Julian Schnabel: Well, the reason why they changed the decision is because they realized it was absolutely absurd. I mean, what's happening was the subject matter of the movie was so demanding for people, and it was a simple story, and I don't know why, but I guess it was. That's the reason why I made the film. They're talking about the rape scene and I can't remember what the other scene was, but the guy has underwear on when he stands up. You don't see anything. In fact, I had to explain to the little girl's parents that it's going to look like she saw something, but she's not even going to be in that shot, and they agreed. There wasn't anything that was R about the film. Showing it to them and being there with a new group of people, they all voted to change the ruling. It was pretty obvious, but I think the fact that it presented a Palestinian narrative really freaked people out, and particularly told by a Jewish person. The only way we're going to have peace is if we treat people like human beings, especially people like us who have suffered so much. I think that the rating that came out of it, had more to do with censoring the film, because I was very conscious of what I was doing when I was shooting it, and I was making sure it wasn't going to be an R rating. They agreed, but I just had to call everybody on that. Even when we showed the film at the United Nations, it was amazing that the American Jewish committee tried to get the President of the General Assembly not to show the film. They went to his office and tried to get him to stop the film from being screened there. It was amazing because other Jewish groups stood up and defended the film, which was great because all of the sudden there was a dialogue in the Jewish community. The film stayed around in New York for about six weeks. I knew from the beginning it was going to be a difficult topic, but why make a movie about anything else? I love the film and I had a great time doing it. It was worth all the trouble.

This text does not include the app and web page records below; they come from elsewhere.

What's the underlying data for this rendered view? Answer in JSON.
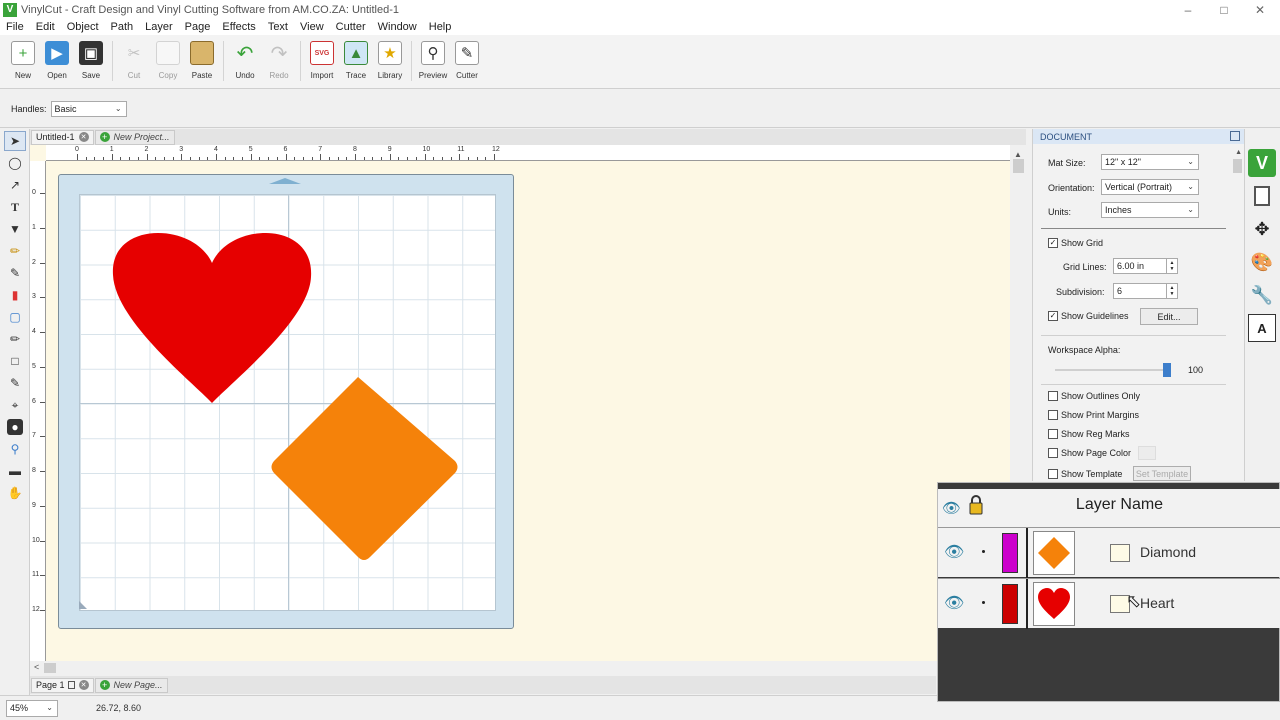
{
  "window": {
    "title": "VinylCut - Craft Design and Vinyl Cutting Software from AM.CO.ZA: Untitled-1",
    "app_icon": "V"
  },
  "menu": [
    "File",
    "Edit",
    "Object",
    "Path",
    "Layer",
    "Page",
    "Effects",
    "Text",
    "View",
    "Cutter",
    "Window",
    "Help"
  ],
  "toolbar": {
    "new": "New",
    "open": "Open",
    "save": "Save",
    "cut": "Cut",
    "copy": "Copy",
    "paste": "Paste",
    "undo": "Undo",
    "redo": "Redo",
    "import": "Import",
    "trace": "Trace",
    "library": "Library",
    "preview": "Preview",
    "cutter": "Cutter"
  },
  "options": {
    "handles_label": "Handles:",
    "handles_value": "Basic"
  },
  "tabs": {
    "doc": "Untitled-1",
    "new_project": "New Project..."
  },
  "pages": {
    "page": "Page 1",
    "new_page": "New Page..."
  },
  "ruler": {
    "top": [
      "0",
      "1",
      "2",
      "3",
      "4",
      "5",
      "6",
      "7",
      "8",
      "9",
      "10",
      "11",
      "12"
    ],
    "left": [
      "0",
      "1",
      "2",
      "3",
      "4",
      "5",
      "6",
      "7",
      "8",
      "9",
      "10",
      "11",
      "12"
    ]
  },
  "status": {
    "zoom": "45%",
    "coords": "26.72, 8.60"
  },
  "document": {
    "header": "DOCUMENT",
    "mat_size_label": "Mat Size:",
    "mat_size": "12\" x 12\"",
    "orientation_label": "Orientation:",
    "orientation": "Vertical (Portrait)",
    "units_label": "Units:",
    "units": "Inches",
    "show_grid": "Show Grid",
    "grid_lines_label": "Grid Lines:",
    "grid_lines": "6.00 in",
    "subdivision_label": "Subdivision:",
    "subdivision": "6",
    "show_guidelines": "Show Guidelines",
    "edit": "Edit...",
    "alpha_label": "Workspace Alpha:",
    "alpha": "100",
    "show_outlines": "Show Outlines Only",
    "show_print_margins": "Show Print Margins",
    "show_reg_marks": "Show Reg Marks",
    "show_page_color": "Show Page Color",
    "show_template": "Show Template",
    "set_template": "Set Template"
  },
  "layers": {
    "header": "Layer Name",
    "items": [
      {
        "name": "Diamond",
        "color": "#cc00cc",
        "shape_color": "#f5820a"
      },
      {
        "name": "Heart",
        "color": "#cc0000",
        "shape_color": "#e60000"
      }
    ]
  },
  "colors": {
    "heart": "#e60000",
    "diamond": "#f5820a",
    "accent": "#3aa33a"
  }
}
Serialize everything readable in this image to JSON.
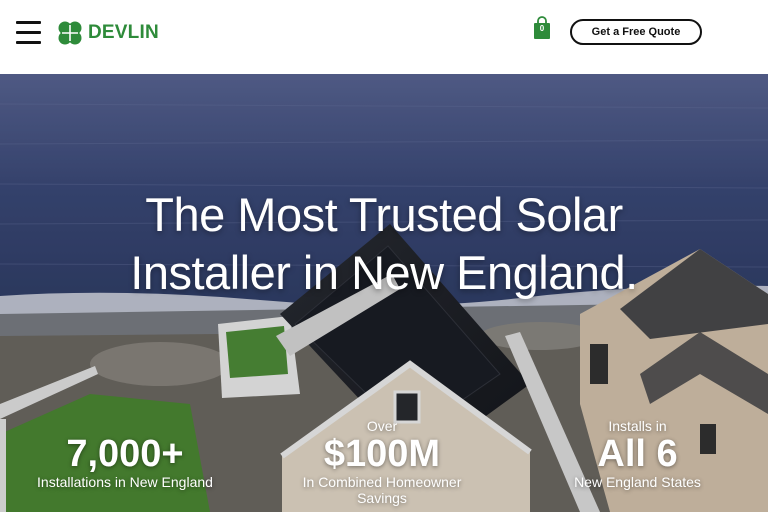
{
  "header": {
    "logo_text": "DEVLIN",
    "cart_count": "0",
    "quote_button": "Get a Free Quote"
  },
  "hero": {
    "title_line1": "The Most Trusted Solar",
    "title_line2": "Installer in New England.",
    "stats": [
      {
        "pre": "",
        "value": "7,000+",
        "label": "Installations in New England"
      },
      {
        "pre": "Over",
        "value": "$100M",
        "label": "In Combined Homeowner Savings"
      },
      {
        "pre": "Installs in",
        "value": "All 6",
        "label": "New England States"
      }
    ]
  },
  "colors": {
    "brand_green": "#2e8b3a",
    "ocean": "#3f4f80",
    "text_on_hero": "#ffffff"
  },
  "icons": [
    "menu-icon",
    "clover-logo-icon",
    "shopping-bag-icon"
  ]
}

Is there anything you're currently working on or developing that you can talk about?
Julian Schnabel:Johnny Depp gave me a book called In the Hand of Dante. It's a great book and I'm just reading it now. Maybe in a couple of years we'll do this movie together. I'm not doing anything now. I'm painting now. I don't want to make a movie for awhile.
Is that your normal process, to space your movies out like that?
Julian Schnabel: Yeah, well if you look at the dates on all the movies... I do them when I'm ready to do them as an artist. Right now, I need to paint, I want to paint. If you would see where I'm sitting and talking to you from, I'm lying in a hammock looking at the sky through a bunch of trees which looks like I'm in Africa. I made it back from the battle. Every year I come back to this place in Montauk where I live. When I'm walking on the path between the studio and my house, I figure I've made it another year.
Finally, what would you like to say to anyone who didn't get a chance to see Miral in theaters, about why they should pick up the Blu-ray or DVD tomorrow?
Julian Schnabel: Well, if they like any of the other films I've made and are interested in my work as an artist and a filmmaker, I feel like they should watch it. I don't want to force-feed anyone. The name of a painting I once made was called Oar For the One Who Comes Out to No Fear. I think I needed to come out to understand something that we don't really know much about. I think it gives people another perspective, and I think there is some great acting in it also. If they have never been to Israel or Palestine, I think it will take them to a place they've never been before, and if they have been there, they'll recognize it.
Excellent. That's about all I have for you, Julian. Thank you so much for your time, and best of luck with your paintings and that new movie in a few years.
Julian Schnabel: All right, buddy.